For Alain Badiou, the contemporary French philosopher of the radical Left, a subject is what is summoned into being by a response of persistent fidelity to an eternally enduring "truth event" which breaks disruptively, unpredictably, into the given in all of its irreducible, incommunicable singularity, beyond all law, consensus, and conventional understanding. Badiou would argue that ethics is not the singular revelation of truth, but an ongoing process, that is, the process of remaining faithful to that truth. As Terry Eagleton summarizes, "It is a question of 'persevering in the disruption,' a phrase which clips together both innovation and continuity, visionary crisis and dogged consistency, or what in Badiou's language would be the 'immortal' and the 'mortal' ... He wants, in short, to insert the eternal into time, negotiate the passage between truth event and everyday life, which is what we know as politics." (1) While Eagleton calls this politics, Badiou truth, and Levinas justice, surely it is a description of Revelation, that radical cut into the everyday by a transcendent call to a higher ethics. The difficulty of being faithful to the event--of being just--preoccupies both the rest of the biblical narrative after the portrayal of the revelation, and that difficulty has also preoccupied subsequent human history--in this sense, the revelation is indeed understood as a process, the process of struggling to remain faithful to the truth of the revelation.

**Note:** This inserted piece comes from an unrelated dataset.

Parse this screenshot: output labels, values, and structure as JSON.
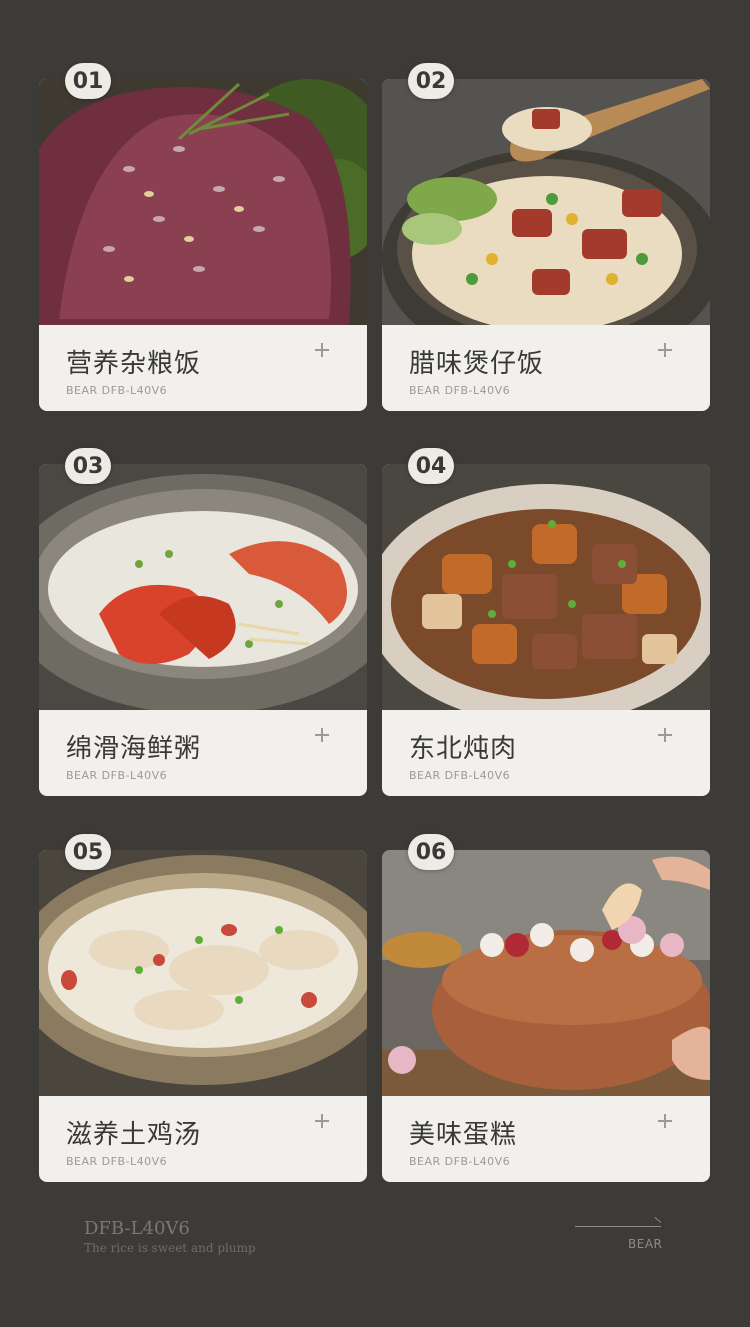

While Badiou has no difficulty associating the truth-event with advent of Christ--he pursues the analysis in his book on St. Paul--he is notably less interested in the radical revelation that marks the Sinai event. And yet this revelation beautifully exemplifies his understanding: the narrative describes the creation of subjects who are asked to be faithful to the event--and it gives dire warnings of pseudo-events, fake truths, false idols. I hardly need to rehearse the aura of the exceptional that fills the narrative of the Sinai revelation, the radical break from the ordinary, from life as they knew it--with Moses leading them, not only out of Egypt, out of their habitual slavery, but also out of their camp in the wilderness to be suddenly subjected to a terrifying sound and light show: "now at daybreak on the third day there were peals of thunder on the mountain and lightning flashes, a dense cloud, and a loud trumpet blast, and inside the camp all the people trembled. Then Moses led the people out of the camp to meet God; and they stood at the bottom of the mountain. The mountain of Sinai was entirely wrapped in smoke, because God had descended on it in the form of fire. Like smoke from a furnace ... Louder and louder grew the sound of the trumpet. Moses spoke, and God answered him with peals of thunder" (Ex. 19:16-19). The form of fire is indistinct; the voice of thunder is unintelligible. This is not a deity who is easily reduced to a being, or for that matter, to any concept of being. The Truth has no place in the prior situation: under the terms that reigned prior to revelation, this is unintelligible, unnameable, unthinkable. The demarcation of the place of the event also points clearly to its break with the prior situation: "God said to Moses, 'Go down and warn this people not to pass beyond their bounds to come and look on God, or many of them will lose their lives ... Mark out the limits of the mountain and declare it sacred'" (Ex. 19:21-24). In the philosopher's language: A truth punches a "hole" in knowledges, it is heterogeneous to them, but it is also the sole known source of new knowledges.

The atmosphere at Sinai trembles with something else besides the shock of newness--with threat, with violence--but why? The people tremble before this God, begging Moses to intercede lest they die (Ex. 20:19). It seems that not only the message, but also the messenger is unbearable. Moses' face is radiant from his encounter with God, and he must veil himself for others to even be able to withstand the sight of him. …